“And spoil the first tear down?! I wish I could share the detailed breakdown, but I cannot, for both internal and partner related reasons. I will use whatever credibility I have left to assure you that you are getting a pretty crazy deal.”
With the price question answered to the reasonable satisfaction of the masses, the crowd moved on to other inquiries such as longevity.
“Somewhere between a console and a mobile phone, much closer to a mobile phone,” Luckey replied when asked what the lifespan of this first generation Rift would look like. “The PC specs for Rift won’t change during the 1st generation,” he added.
On the developer side, Luckey confirmed that the 1.0 Rift SDK will be made available to all developers at launch, and said the company is working on a proprietary store platform that should be up and running by launch as well.
“We have been working on VR for a long time. A lot of these players did not even come into the game until long after we were well along on our current path – when Vive was first announced, for example, we had already shown our Crescent Bay prototypes six months prior, and showed the final Rift just a couple months later. Our strategy cannot change at the last second just because competition shows up and ships after we do.Same goes for future research – we are researching nobody else is, and have by far the largest VR team in the world to do so. We will continue doing things that we are uniquely positioned to do.”
Luckey also said in a later post that, “I think the Rift is the best headset with the best content and the best long-term support.”
Finally, in what might be the most important announcement of the night, Luckey announced that the tether cord that ships with the Rift will be a comfortable four meters long.

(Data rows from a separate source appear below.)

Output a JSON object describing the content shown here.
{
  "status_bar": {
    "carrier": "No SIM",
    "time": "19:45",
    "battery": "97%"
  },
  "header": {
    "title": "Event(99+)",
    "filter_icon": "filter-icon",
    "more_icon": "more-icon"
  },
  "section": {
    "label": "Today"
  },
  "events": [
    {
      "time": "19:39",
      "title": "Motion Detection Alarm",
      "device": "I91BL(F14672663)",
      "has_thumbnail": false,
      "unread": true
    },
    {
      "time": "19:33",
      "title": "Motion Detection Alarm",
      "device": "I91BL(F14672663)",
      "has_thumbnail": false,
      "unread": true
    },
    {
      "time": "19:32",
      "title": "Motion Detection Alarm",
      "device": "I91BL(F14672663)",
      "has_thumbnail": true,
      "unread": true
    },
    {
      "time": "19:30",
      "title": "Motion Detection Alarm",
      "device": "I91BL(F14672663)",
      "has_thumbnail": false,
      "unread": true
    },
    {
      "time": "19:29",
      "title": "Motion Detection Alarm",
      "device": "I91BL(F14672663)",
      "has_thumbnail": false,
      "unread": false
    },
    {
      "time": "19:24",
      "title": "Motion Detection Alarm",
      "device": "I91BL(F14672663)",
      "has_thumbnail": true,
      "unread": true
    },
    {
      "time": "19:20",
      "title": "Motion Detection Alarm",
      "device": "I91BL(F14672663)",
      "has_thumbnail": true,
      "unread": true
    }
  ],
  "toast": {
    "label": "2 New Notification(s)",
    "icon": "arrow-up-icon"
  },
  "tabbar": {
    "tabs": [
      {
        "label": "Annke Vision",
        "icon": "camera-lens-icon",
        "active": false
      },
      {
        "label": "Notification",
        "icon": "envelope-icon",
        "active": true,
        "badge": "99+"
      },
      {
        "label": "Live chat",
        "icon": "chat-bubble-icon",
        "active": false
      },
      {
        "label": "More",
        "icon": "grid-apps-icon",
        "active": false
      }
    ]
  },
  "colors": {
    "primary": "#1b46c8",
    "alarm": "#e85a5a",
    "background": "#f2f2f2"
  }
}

Luckey has said he may continue the AMA later tonight. Any new updates will be added to this story.